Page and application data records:
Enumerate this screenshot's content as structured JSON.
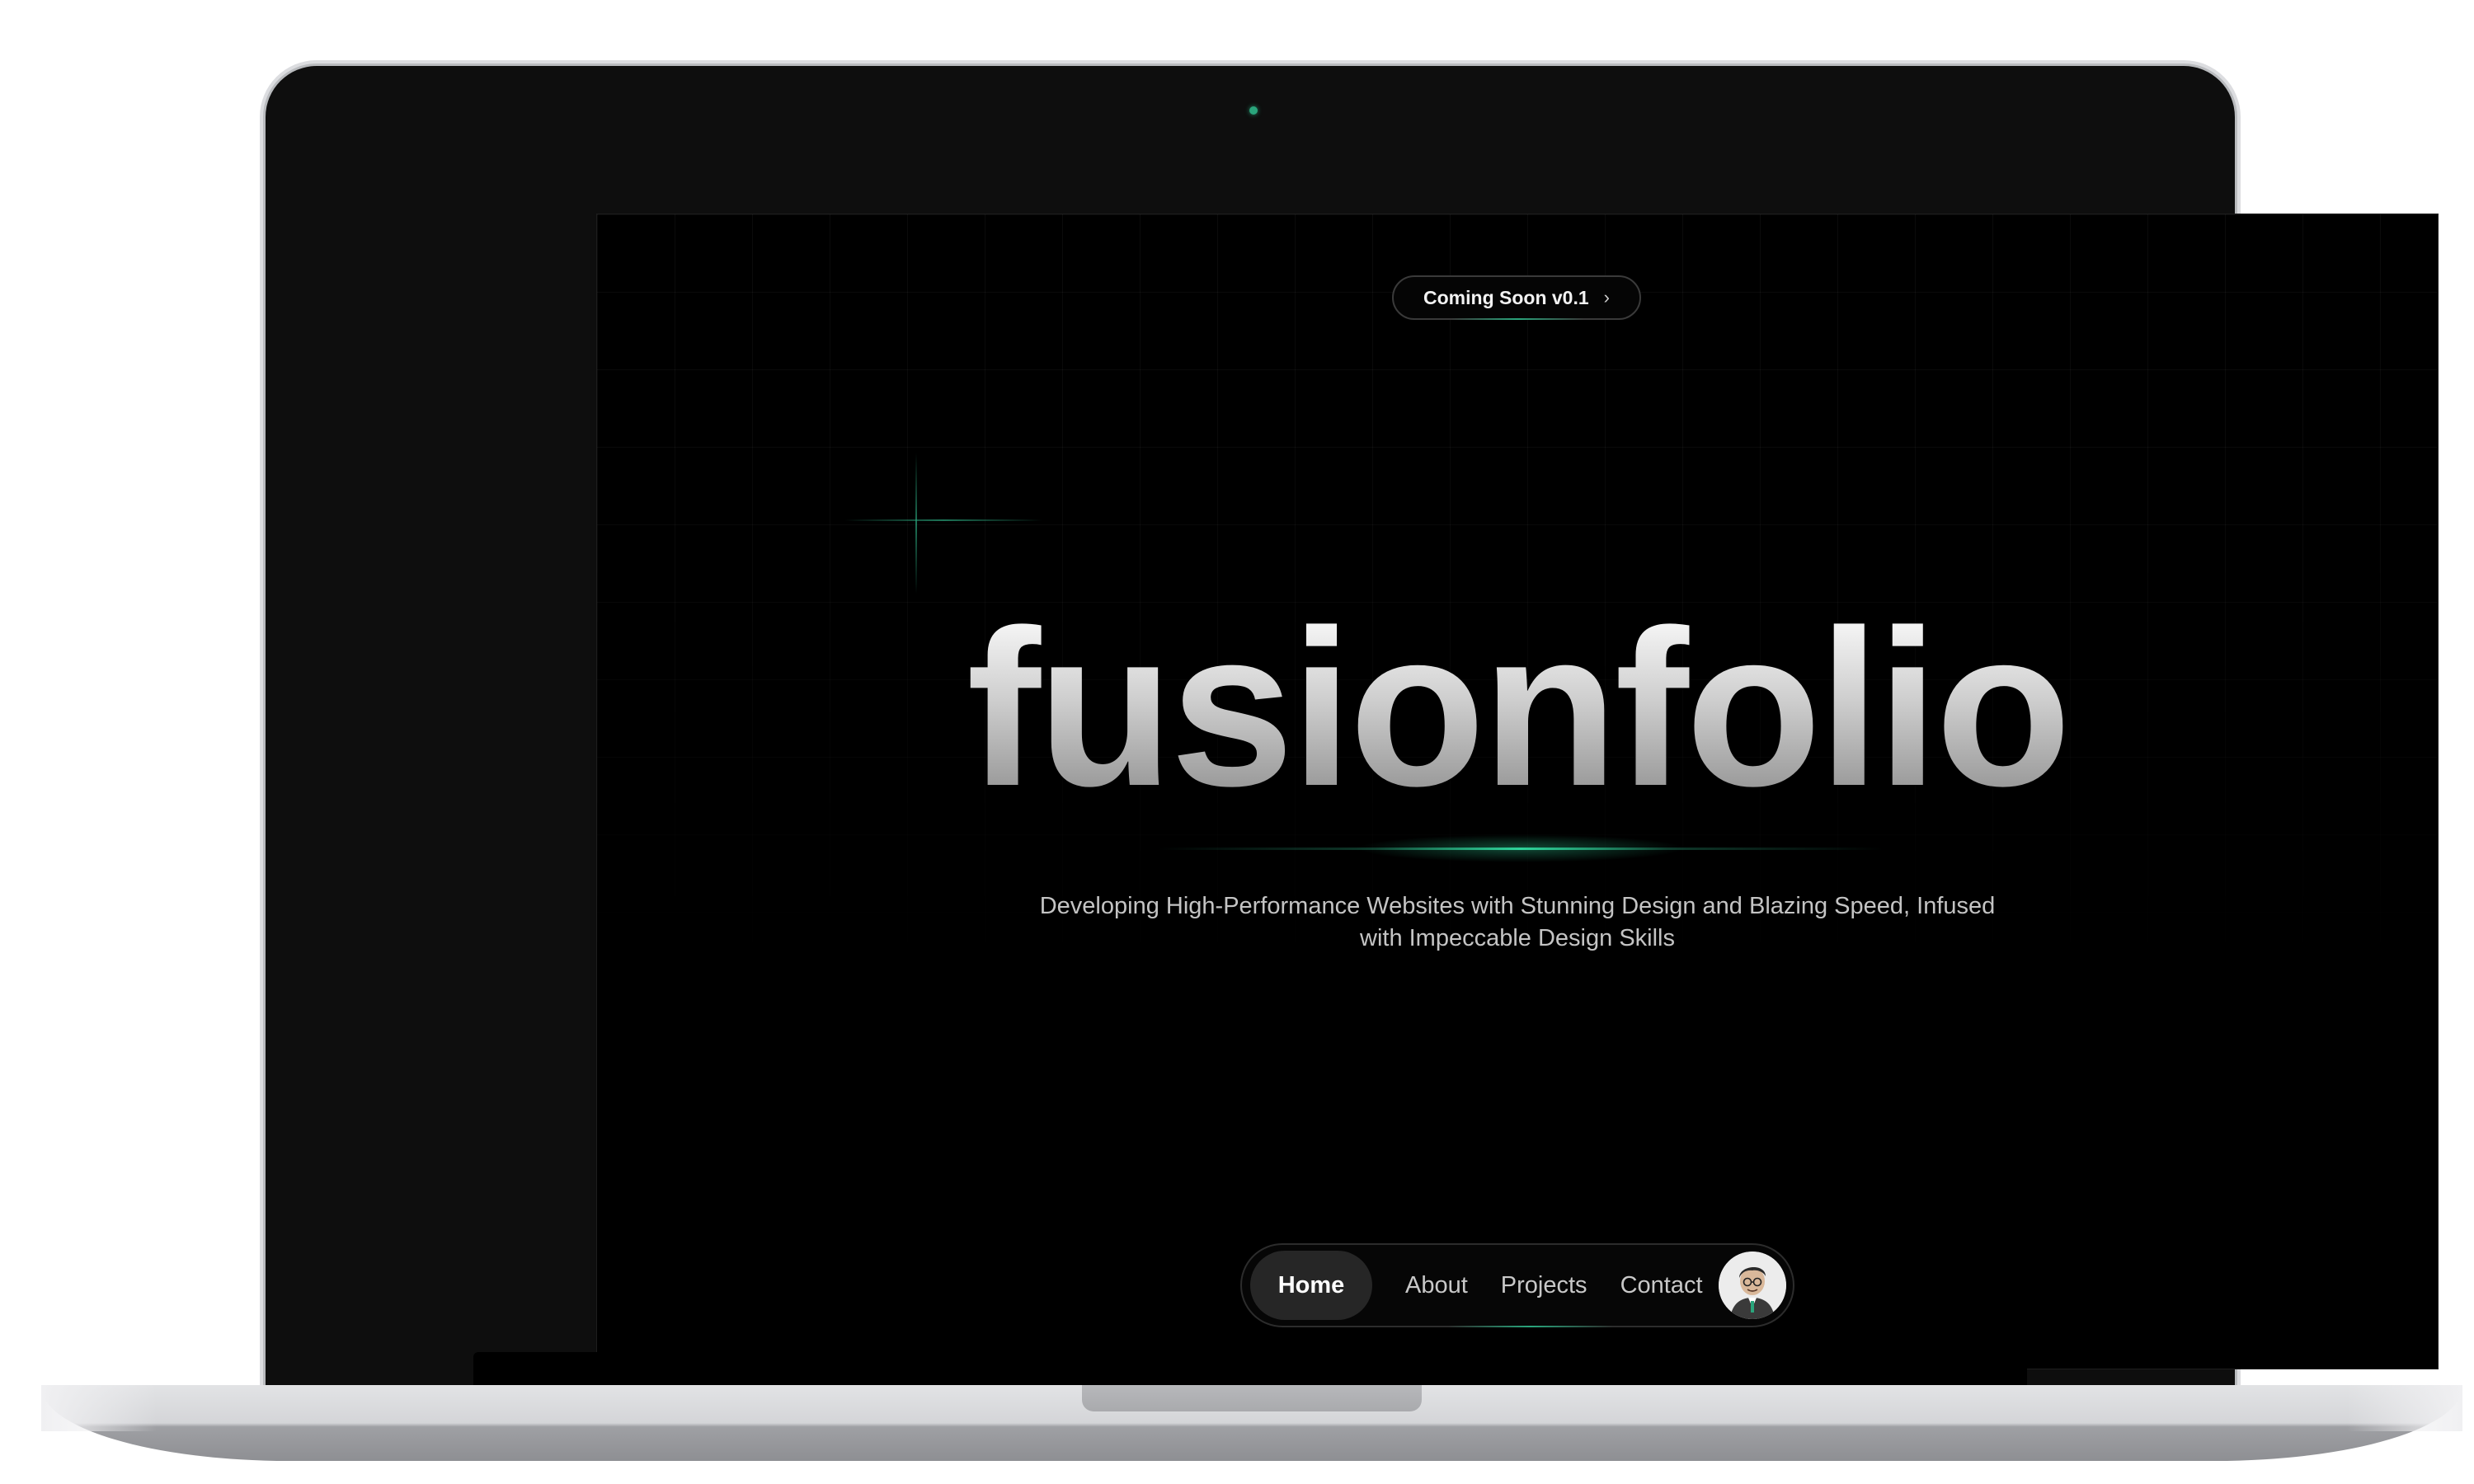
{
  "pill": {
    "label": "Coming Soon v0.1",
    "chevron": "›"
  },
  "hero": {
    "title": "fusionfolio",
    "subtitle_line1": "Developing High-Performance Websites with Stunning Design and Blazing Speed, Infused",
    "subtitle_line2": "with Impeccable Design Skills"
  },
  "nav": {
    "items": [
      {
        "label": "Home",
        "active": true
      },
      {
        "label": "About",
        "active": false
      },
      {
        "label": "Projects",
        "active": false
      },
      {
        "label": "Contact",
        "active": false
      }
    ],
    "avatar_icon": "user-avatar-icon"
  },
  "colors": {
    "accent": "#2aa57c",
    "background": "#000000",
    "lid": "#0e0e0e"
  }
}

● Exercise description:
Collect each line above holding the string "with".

● Exercise output:
    "subtitle_line1": "Developing High-Performance Websites with Stunning Design and Blazing Speed, Infused",
    "subtitle_line2": "with Impeccable Design Skills"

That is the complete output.